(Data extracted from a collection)
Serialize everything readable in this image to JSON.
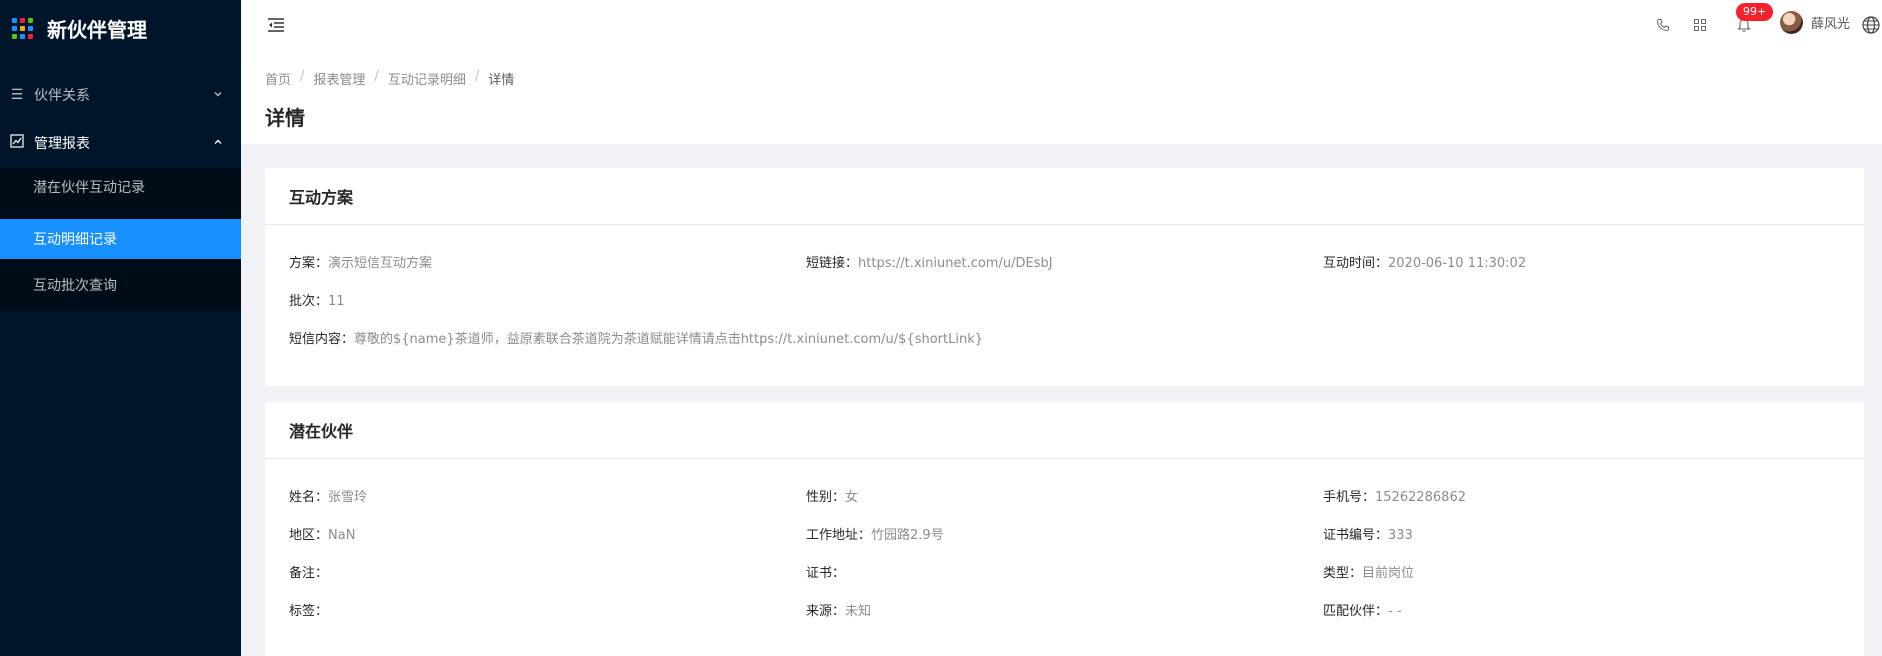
{
  "app": {
    "title": "新伙伴管理",
    "logo_colors": [
      "#1890ff",
      "#f5222d",
      "#52c41a",
      "#1890ff",
      "#faad14",
      "#1890ff",
      "#52c41a",
      "#1890ff",
      "#f5222d"
    ]
  },
  "sidebar": {
    "groups": [
      {
        "label": "伙伴关系",
        "icon": "list-icon",
        "expanded": false
      },
      {
        "label": "管理报表",
        "icon": "chart-icon",
        "expanded": true
      }
    ],
    "sub_items": [
      {
        "label": "潜在伙伴互动记录",
        "active": false
      },
      {
        "label": "互动明细记录",
        "active": true
      },
      {
        "label": "互动批次查询",
        "active": false
      }
    ]
  },
  "header": {
    "notifications": "99+",
    "user": "薛风光"
  },
  "breadcrumb": [
    "首页",
    "报表管理",
    "互动记录明细",
    "详情"
  ],
  "page_title": "详情",
  "card1": {
    "title": "互动方案",
    "fields": [
      {
        "label": "方案：",
        "value": "演示短信互动方案"
      },
      {
        "label": "短链接：",
        "value": "https://t.xiniunet.com/u/DEsbJ"
      },
      {
        "label": "互动时间：",
        "value": "2020-06-10 11:30:02"
      },
      {
        "label": "批次：",
        "value": "11"
      },
      {
        "label": "短信内容：",
        "value": "尊敬的${name}茶道师，益原素联合茶道院为茶道赋能详情请点击https://t.xiniunet.com/u/${shortLink}"
      }
    ]
  },
  "card2": {
    "title": "潜在伙伴",
    "fields": [
      {
        "label": "姓名：",
        "value": "张雪玲"
      },
      {
        "label": "性别：",
        "value": "女"
      },
      {
        "label": "手机号：",
        "value": "15262286862"
      },
      {
        "label": "地区：",
        "value": "NaN"
      },
      {
        "label": "工作地址：",
        "value": "竹园路2.9号"
      },
      {
        "label": "证书编号：",
        "value": "333"
      },
      {
        "label": "备注：",
        "value": ""
      },
      {
        "label": "证书：",
        "value": ""
      },
      {
        "label": "类型：",
        "value": "目前岗位"
      },
      {
        "label": "标签：",
        "value": ""
      },
      {
        "label": "来源：",
        "value": "未知"
      },
      {
        "label": "匹配伙伴：",
        "value": "- -"
      }
    ]
  }
}
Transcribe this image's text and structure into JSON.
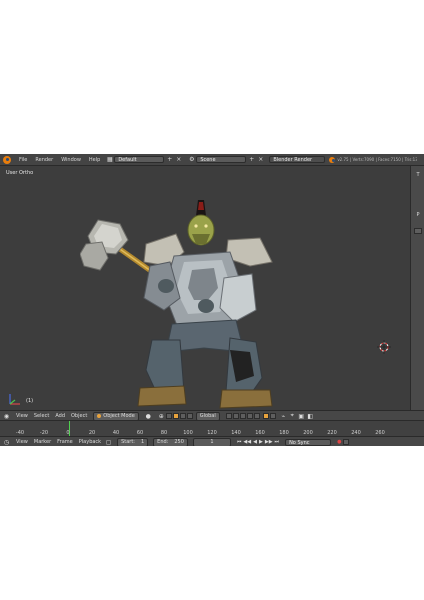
{
  "topbar": {
    "menus": [
      "File",
      "Render",
      "Window",
      "Help"
    ],
    "layout_value": "Default",
    "scene_value": "Scene",
    "render_engine": "Blender Render",
    "stats": "v2.75 | Verts:7090 | Faces:7150 | Tris:13"
  },
  "viewport": {
    "view_label": "User Ortho",
    "object_count": "(1)"
  },
  "right_strip": {
    "tab_top": "T",
    "tab_mid": "P"
  },
  "view3d_header": {
    "menus": [
      "View",
      "Select",
      "Add",
      "Object"
    ],
    "mode": "Object Mode",
    "pivot": "Global"
  },
  "timeline": {
    "ticks": [
      "-40",
      "-20",
      "0",
      "20",
      "40",
      "60",
      "80",
      "100",
      "120",
      "140",
      "160",
      "180",
      "200",
      "220",
      "240",
      "260"
    ],
    "current_frame_value": 1
  },
  "timeline_header": {
    "menus": [
      "View",
      "Marker",
      "Frame",
      "Playback"
    ],
    "start_label": "Start:",
    "start_value": "1",
    "end_label": "End:",
    "end_value": "250",
    "frame_value": "1",
    "sync": "No Sync"
  },
  "colors": {
    "accent": "#e87d0d",
    "timeline_cursor": "#4fd04f",
    "background": "#3d3d3d"
  },
  "icons": [
    "blender-logo-icon",
    "plus-icon",
    "close-icon",
    "menu-icon",
    "camera-icon",
    "rewind-icon",
    "play-icon",
    "forward-icon",
    "record-icon",
    "cursor-3d-icon",
    "axis-icon"
  ]
}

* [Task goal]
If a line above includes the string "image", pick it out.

* [Problem solution]
Serialize everything readable in this image to JSON.
Transcribe this image's text and structure into JSON.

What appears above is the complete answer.